In the material she covers love, addiction, confusion, and other dark concepts all while managing to hypnotize the listener with soaring powerful vocals, and in the next beat causing us to lean forward for a better catch of breathy fragile interpretations.
“Twin Flames” is the strongest track on the album by far and I could not stop listening to this song! It showcases Anna’s vocal strength in flawless chest to head bridging that really lets her highs and lows ring true. With an airy hurdy gurdy line at the beginning of the song giving way to probably the most unique vocal delivery of this album or even genre, it’s hard not to fall in love with this song. About halfway through, Anna thrills the ears with a flawless vocal jump with perfect vocal control that serves to remind us of the fact that both of her parents are opera singers, and singing is in this siren’s blood.

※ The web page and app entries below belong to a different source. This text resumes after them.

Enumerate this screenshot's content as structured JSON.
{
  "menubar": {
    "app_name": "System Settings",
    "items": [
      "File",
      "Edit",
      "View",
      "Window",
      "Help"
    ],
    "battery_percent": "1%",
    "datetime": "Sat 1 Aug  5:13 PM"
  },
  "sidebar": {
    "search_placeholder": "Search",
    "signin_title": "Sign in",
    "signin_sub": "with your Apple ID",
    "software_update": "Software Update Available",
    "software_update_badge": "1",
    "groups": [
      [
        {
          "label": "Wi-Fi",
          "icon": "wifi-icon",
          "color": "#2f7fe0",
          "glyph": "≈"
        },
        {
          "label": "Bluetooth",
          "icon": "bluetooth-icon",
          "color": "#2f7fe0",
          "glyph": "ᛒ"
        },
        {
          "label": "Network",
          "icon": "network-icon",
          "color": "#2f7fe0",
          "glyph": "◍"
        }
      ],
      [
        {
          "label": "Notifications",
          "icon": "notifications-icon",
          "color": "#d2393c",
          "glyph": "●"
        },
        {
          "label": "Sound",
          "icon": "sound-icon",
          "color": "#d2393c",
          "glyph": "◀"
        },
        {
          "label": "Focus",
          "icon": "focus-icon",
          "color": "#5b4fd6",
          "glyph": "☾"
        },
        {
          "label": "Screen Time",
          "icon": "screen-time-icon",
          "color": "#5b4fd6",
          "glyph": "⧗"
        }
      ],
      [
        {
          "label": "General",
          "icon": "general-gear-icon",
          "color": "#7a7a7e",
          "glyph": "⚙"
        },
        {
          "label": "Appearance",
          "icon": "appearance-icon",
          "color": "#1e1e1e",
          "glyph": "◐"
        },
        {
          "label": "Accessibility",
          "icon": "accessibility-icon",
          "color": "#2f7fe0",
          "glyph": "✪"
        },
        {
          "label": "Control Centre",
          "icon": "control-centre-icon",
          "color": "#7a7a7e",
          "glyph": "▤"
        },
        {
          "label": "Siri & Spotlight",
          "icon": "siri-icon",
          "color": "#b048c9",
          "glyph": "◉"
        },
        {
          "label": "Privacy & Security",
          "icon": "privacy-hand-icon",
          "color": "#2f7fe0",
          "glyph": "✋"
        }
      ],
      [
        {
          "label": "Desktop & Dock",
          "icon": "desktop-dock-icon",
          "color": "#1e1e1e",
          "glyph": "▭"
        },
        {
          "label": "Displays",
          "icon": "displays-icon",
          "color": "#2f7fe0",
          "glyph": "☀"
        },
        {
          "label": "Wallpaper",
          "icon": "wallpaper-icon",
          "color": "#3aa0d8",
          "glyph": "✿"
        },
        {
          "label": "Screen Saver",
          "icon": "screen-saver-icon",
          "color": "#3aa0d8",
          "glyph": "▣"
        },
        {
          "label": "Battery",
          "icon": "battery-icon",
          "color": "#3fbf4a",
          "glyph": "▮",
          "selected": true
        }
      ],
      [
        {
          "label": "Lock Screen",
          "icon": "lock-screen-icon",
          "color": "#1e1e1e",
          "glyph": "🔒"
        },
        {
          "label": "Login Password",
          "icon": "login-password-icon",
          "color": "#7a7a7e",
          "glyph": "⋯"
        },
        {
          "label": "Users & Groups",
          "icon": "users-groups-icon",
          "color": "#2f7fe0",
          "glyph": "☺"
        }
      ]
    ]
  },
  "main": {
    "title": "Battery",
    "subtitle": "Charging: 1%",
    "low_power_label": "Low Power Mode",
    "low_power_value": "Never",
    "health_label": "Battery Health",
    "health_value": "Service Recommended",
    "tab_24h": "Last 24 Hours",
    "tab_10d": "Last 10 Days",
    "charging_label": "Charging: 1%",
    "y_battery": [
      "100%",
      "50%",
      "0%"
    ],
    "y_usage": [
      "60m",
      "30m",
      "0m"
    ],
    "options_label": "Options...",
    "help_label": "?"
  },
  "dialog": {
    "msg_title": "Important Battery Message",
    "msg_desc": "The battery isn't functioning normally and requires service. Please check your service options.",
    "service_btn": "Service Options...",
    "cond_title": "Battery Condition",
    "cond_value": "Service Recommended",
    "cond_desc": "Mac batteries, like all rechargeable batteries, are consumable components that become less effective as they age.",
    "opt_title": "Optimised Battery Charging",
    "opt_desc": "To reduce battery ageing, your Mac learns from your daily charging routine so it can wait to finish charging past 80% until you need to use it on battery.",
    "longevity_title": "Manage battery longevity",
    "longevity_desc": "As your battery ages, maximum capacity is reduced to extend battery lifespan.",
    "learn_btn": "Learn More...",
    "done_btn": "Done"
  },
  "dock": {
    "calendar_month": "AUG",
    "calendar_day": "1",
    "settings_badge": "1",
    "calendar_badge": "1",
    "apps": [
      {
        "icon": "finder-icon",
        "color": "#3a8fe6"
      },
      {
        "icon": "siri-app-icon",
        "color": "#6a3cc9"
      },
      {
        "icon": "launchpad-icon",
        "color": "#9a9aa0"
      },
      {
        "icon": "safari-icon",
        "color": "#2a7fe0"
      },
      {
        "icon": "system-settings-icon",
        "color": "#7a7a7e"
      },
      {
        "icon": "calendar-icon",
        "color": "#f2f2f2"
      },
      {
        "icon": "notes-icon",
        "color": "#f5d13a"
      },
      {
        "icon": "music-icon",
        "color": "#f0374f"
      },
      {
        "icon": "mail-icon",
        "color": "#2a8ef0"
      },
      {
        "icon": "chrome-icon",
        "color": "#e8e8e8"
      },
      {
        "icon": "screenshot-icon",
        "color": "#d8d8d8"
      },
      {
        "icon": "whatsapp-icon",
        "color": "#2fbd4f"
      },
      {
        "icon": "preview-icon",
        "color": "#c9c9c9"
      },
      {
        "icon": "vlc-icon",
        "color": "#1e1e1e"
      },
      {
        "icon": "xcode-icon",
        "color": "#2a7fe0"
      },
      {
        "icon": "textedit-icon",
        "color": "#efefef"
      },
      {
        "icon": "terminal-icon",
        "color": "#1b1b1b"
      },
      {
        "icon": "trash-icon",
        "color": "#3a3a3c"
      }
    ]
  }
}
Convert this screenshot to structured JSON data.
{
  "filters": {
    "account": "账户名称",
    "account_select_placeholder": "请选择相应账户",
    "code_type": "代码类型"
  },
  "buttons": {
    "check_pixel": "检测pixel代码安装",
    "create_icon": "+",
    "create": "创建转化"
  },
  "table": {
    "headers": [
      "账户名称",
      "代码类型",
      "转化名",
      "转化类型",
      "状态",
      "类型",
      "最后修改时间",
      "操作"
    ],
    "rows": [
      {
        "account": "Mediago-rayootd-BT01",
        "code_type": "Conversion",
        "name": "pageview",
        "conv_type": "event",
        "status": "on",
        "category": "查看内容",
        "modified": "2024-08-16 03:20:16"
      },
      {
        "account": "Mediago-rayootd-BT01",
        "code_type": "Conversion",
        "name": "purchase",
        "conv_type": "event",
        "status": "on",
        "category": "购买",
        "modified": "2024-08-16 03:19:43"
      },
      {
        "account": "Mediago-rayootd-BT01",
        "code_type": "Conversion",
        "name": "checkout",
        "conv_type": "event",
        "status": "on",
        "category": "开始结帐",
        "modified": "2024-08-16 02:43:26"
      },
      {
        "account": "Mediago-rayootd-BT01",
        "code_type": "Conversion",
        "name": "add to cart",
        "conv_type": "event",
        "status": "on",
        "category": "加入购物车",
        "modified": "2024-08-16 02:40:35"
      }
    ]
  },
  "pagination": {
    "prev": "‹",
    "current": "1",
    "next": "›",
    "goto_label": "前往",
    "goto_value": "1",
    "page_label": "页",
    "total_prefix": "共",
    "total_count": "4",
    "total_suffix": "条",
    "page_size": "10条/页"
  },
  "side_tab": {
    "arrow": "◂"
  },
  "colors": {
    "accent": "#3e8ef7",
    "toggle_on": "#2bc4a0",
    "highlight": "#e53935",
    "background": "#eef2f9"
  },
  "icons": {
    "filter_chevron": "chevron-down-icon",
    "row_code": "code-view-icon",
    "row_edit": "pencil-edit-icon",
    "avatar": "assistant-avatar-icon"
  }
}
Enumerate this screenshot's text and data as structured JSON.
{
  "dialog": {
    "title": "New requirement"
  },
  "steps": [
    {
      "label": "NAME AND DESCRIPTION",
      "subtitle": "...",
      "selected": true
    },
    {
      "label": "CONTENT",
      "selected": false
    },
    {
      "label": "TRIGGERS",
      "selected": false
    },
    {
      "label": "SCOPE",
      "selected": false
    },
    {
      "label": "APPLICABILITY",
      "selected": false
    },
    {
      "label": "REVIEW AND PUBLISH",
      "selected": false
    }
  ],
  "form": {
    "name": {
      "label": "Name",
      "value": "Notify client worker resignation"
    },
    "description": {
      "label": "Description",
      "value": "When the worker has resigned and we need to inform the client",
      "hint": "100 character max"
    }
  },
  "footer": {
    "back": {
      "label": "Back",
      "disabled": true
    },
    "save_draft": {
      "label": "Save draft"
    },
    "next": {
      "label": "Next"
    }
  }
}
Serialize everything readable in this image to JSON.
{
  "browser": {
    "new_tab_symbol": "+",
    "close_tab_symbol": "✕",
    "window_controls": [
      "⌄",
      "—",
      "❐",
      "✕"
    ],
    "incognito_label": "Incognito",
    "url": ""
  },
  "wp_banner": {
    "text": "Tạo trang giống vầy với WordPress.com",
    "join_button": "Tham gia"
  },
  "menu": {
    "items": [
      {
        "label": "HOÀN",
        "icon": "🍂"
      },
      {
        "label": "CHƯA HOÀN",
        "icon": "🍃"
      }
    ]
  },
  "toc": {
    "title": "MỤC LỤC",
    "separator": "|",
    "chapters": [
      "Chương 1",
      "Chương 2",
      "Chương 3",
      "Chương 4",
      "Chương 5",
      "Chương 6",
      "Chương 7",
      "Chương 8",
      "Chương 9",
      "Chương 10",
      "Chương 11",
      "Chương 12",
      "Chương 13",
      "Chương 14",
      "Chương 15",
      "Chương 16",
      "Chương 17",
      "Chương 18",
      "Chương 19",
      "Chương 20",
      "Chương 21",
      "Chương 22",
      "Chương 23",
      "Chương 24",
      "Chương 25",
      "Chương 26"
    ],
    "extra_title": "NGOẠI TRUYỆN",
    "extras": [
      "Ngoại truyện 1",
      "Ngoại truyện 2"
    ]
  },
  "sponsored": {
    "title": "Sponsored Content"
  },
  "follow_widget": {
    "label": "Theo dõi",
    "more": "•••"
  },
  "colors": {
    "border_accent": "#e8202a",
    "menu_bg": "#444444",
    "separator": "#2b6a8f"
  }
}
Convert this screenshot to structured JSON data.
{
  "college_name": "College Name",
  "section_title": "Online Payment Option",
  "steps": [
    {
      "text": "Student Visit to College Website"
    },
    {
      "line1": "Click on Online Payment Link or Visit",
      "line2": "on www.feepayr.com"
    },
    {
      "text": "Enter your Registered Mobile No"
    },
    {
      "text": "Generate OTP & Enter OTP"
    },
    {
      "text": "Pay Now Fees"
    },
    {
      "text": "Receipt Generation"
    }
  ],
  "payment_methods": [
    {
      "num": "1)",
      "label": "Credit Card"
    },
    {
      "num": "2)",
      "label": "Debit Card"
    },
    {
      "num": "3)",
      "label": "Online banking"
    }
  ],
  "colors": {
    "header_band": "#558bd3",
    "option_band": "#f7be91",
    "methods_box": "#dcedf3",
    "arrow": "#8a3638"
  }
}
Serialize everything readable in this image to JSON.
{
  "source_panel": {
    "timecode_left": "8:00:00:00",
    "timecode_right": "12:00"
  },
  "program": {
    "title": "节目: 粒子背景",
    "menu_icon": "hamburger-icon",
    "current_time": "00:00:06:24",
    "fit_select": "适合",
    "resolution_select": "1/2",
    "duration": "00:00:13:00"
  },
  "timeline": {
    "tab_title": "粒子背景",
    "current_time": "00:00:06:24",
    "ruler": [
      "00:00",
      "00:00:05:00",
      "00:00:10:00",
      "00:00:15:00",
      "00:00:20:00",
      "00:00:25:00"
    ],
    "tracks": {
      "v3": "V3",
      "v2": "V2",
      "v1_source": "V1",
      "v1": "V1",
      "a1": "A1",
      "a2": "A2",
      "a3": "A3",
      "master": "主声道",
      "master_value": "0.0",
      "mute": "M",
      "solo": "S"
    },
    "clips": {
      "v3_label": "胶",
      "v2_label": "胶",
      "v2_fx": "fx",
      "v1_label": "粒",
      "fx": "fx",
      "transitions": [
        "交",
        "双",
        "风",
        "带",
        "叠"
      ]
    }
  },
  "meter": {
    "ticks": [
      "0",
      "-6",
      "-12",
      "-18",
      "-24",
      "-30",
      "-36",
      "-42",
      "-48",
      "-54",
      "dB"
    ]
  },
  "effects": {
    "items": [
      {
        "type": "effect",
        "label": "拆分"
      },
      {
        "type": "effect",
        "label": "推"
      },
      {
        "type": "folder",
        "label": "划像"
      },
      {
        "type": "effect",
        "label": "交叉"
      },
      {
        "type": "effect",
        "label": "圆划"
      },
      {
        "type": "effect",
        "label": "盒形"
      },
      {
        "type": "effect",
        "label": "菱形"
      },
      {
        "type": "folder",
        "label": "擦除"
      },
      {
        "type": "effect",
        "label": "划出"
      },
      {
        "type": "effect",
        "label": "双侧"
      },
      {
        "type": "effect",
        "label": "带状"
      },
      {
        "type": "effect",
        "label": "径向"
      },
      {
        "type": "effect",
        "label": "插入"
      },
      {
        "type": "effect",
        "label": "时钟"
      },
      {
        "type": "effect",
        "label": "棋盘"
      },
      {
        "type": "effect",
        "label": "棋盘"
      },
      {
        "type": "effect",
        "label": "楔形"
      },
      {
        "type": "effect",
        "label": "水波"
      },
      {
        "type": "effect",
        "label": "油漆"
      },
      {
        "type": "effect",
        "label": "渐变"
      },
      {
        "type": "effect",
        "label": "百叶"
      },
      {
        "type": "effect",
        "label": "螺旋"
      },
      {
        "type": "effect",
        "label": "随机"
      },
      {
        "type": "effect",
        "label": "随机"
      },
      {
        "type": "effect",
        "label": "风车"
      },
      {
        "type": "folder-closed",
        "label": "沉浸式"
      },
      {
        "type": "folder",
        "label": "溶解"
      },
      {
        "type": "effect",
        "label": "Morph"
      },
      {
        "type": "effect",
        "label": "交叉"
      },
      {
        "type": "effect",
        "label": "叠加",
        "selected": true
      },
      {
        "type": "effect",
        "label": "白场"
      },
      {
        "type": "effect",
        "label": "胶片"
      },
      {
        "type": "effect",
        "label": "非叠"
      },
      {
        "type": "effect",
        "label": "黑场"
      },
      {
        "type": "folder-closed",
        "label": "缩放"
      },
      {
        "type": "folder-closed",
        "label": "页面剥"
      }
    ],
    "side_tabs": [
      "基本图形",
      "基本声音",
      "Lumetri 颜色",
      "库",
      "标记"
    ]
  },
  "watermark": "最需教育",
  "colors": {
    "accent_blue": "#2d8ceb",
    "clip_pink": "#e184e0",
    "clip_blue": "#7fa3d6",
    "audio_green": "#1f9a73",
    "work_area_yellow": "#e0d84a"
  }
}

Another track on this album that really jumps out is “Pale.” While there have been varying thoughts on this track because of its simplicity, I really enjoyed the overall delivery. With a throbbing bass line in the background and some funky drums the song is otherwise a capella. Though there is a lot of lyrical repetition in this track, it leaves the listener room to hear the complexities in vocal tone and give the feeling that Anna is trying to send a message or deeper meaning. This particular track is more on par with a Jack White style of music maybe because of its candor and major vocal risks, and perhaps because of this is a mysterious track with a lot of appeal.
On my first listen through, I actually was not crazy about the track “Woebegone,” but after having “Cellar Darling” playing for a solid three days I have to say that this was the last track that won me over. It’s a fragile sounding song, with ethereal vocals and piano lines that linger after the track has ended. The harmonies in which there is a slight dissonance float in the ears long past the track time. It brings to mind a more Tim Burton-esque theme, and could easily be in one of these darker, slightly creepy but still beautiful movies. It’s a bit fantastical in its fragility and is altogether a very endearing song. About halfway through the track, Anna gives us a little more power and sorrow in her tone which grips the heart and I found my eyes unintentionally watering.
“Cellar Darling” ends with a powerful cover of Peggy Lee’s Johnny Guitar, which is a very different style than the other tracks on this album and thus an interesting and welcome variation! Anna is a little more soulful in this song, and nails the darker vocal tone expected from this somewhat sad song.
This entire album is almost impossible to not like, even if one gravitates away from pop or rock traditionally. The strength lies in the flexibility of Anna’s voice and writing style and her multi-present talents and skills as an instrumentalist. Every song is vital to the comprehension of this release and though it can often be in longer albums that there are filler tracks, there isn’t one track on “Cellar Darling” that fits that category. Anna’s stunning physical voice as well as her poignant written voice is ever present and permeates not solely your ears but your mind as you search for the deeper lyrical meaning in her words. Though it took a long while to get the solo album that perhaps many fans of Eluveitie have been waiting for, this was well worth the wait and deserves a spot in your music collection!
Highs: Breathtaking vocals and a delightful versatility that vacates one from the stagnancy of genre monogamy.
Lows: A big transition for listeners of solely metal, there is literally nothing for those who might expect a traditional Eluveitie style album.
Bottom line: A versatile and well rounded debut from Anna Murphy, and a wonderful introduction to a solo career with a ton of potential.
Get more info including news, reviews, interviews, links, etc. on our Anna Murphy band page.